project proposal

Project proposal writing and some common pitfalls

Research funding is a highly competitive process and only a small fraction of applicants get the grant in the end. EU-Horizon 2020, with almost 80 billion Euros the largest research program worldwide, has an average success rate of only 14%. What is the secret of success of those, who have made it? 

Maybe, successful applicants did not make the common mistake of thinking things such as:

There has an interesting call opened – let’s find an idea for that!

What was first – hen or egg? Horizon2020 grants are much sought-after, because they offer a high funding rate (up to 100%!). The logical consequence is that researchers are building their project proposals around a call and try to adapt their expertise and technologies to the specific demands. This is ok but, at the same time, there are many really innovative ideas stored in the drawer, sinking into oblivion. It’s worth to put them out and invest some time to find the right call for it! By answering following questions, you sharpen the picture and get a first idea of the funding program that matches best:

  • How is your project idea positioned related to the state of the art and technology readiness level? How innovative is it?

  • How risky is your project idea in terms of success?

  • Do you need partners for implementation? (If yes: do you have international partners at hand?)

  • How much budget do you need?

  • Do you have financial resources in case of a funding rate lower than 100%?

The service units of universities and successful research organizations (such as acib) usually offer support in finding the appropriate funding scheme. Just drop them a line!

Let’s get the project first, then we can think about how to put it into action.

Bad idea. It’s like intending to build a huge castle on the foundation of a cottage. A research project with 10 – 15 international partners is a complex venture and it demands for careful initial planning. The challenge is to strike the balance between setting a clear framework for all project activities and keeping an appropriate degree of flexibility that allows to react to unforeseen circumstances.

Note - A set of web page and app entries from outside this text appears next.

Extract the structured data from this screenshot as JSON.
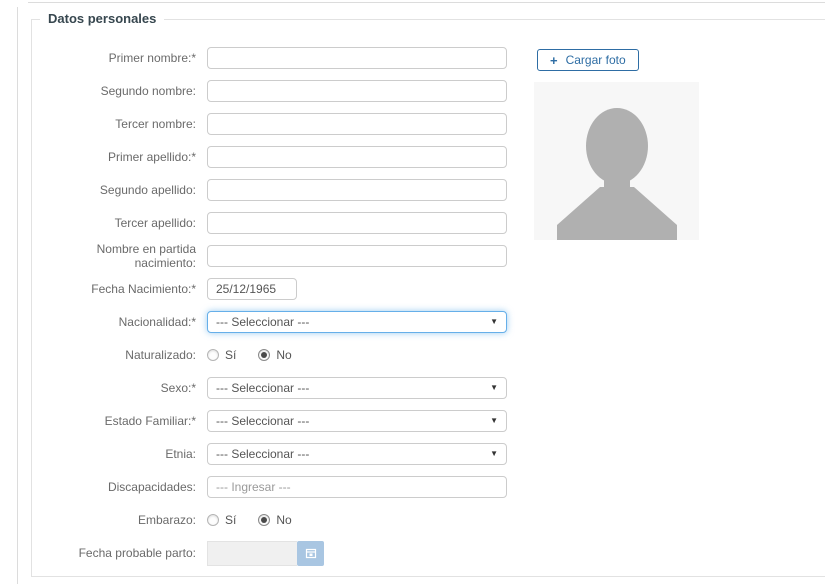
{
  "panel": {
    "legend": "Datos personales"
  },
  "photo": {
    "upload_button": "Cargar foto"
  },
  "icons": {
    "plus": "+",
    "dropdown_arrow": "▼"
  },
  "colors": {
    "accent_blue": "#2e6da4",
    "focus_border": "#66afe9",
    "calendar_button": "#a9c6e2",
    "silhouette_gray": "#b0b0b0",
    "photo_bg": "#f7f7f7",
    "legend_text": "#37474f"
  },
  "fields": {
    "primer_nombre": {
      "label": "Primer nombre:*",
      "value": ""
    },
    "segundo_nombre": {
      "label": "Segundo nombre:",
      "value": ""
    },
    "tercer_nombre": {
      "label": "Tercer nombre:",
      "value": ""
    },
    "primer_apellido": {
      "label": "Primer apellido:*",
      "value": ""
    },
    "segundo_apellido": {
      "label": "Segundo apellido:",
      "value": ""
    },
    "tercer_apellido": {
      "label": "Tercer apellido:",
      "value": ""
    },
    "nombre_partida": {
      "label": "Nombre en partida nacimiento:",
      "value": ""
    },
    "fecha_nacimiento": {
      "label": "Fecha Nacimiento:*",
      "value": "25/12/1965"
    },
    "nacionalidad": {
      "label": "Nacionalidad:*",
      "value": "--- Seleccionar ---"
    },
    "naturalizado": {
      "label": "Naturalizado:",
      "options": {
        "yes": "Sí",
        "no": "No"
      },
      "selected": "No"
    },
    "sexo": {
      "label": "Sexo:*",
      "value": "--- Seleccionar ---"
    },
    "estado_familiar": {
      "label": "Estado Familiar:*",
      "value": "--- Seleccionar ---"
    },
    "etnia": {
      "label": "Etnia:",
      "value": "--- Seleccionar ---"
    },
    "discapacidades": {
      "label": "Discapacidades:",
      "placeholder": "--- Ingresar ---"
    },
    "embarazo": {
      "label": "Embarazo:",
      "options": {
        "yes": "Sí",
        "no": "No"
      },
      "selected": "No"
    },
    "fecha_probable_parto": {
      "label": "Fecha probable parto:",
      "value": ""
    }
  }
}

As soon as a project starts, consortia face the challenge of an ambitious work program (if it were less ambitious, it would not have been funded) and time schedules are always tight. Thus, don’t postpone planning of governance structures, distribution of responsibilities for particular deliverables or an initial roadmap for exploitation of results for example. Make sure that your proposal always complies with the following points when you submit:

  • Your project plan is SMART (specific, measurable, achievable, realistic and timely).

  • The consortium is interdisciplinary and the project staff has the competence to cover the whole work program.

  • The consortium is connected with all relevant stakeholders (e.g. policy makers, consumer associations, key opinion leaders).

  • The personnel and infrastructure needed is available and considered in the budget (e.g. machine hours, depreciation costs), as well as other eligible costs (e.g. open access publications, costs for data repositories, patenting costs, cost for financial audits, cost for homepage, etc.).

  • In case of projects with less than 100% funding: there has to be a plan for complementary financing.

The proposal preparation is the ideal time for creating a sound basis for the project: the better thought-out your proposal is, the easier and smoother will the implementation be.

A rejection means that we wasted a lot of time preparing this proposal.

No doubt, the preparation of a research proposal demands a great deal of time and attention. And when we look back to the first sentences of this article: the chance to fail is quite high. Nevertheless, even if it’s rejected, preparing a proposal offers some advantages:

  • You have written down your project idea and you have a sound concept in hands.

  • You received a detailed evaluation of your project plan from independent experts for free! Use it and build on it for improvement and for another try.

  • You gained new partners, who are interested in what you are doing and who are willing to collaborate with you.

In summary, good planning is the key to success. Plan SMART and then start. Good luck!

As soon as you get the grant you might also be interested in how to present your work  in a creative and unique way? Continue to read the blog articles Presentation Design: a worthwhile investment of time for scientists? and Poster Design: Inner values count but good looks do no harm! to boost your design skills!

If you are interested in submitting a proposal with acib as a partner, funding professionals at acib can be at your service: Katrin Weinhandl or Martin Trinker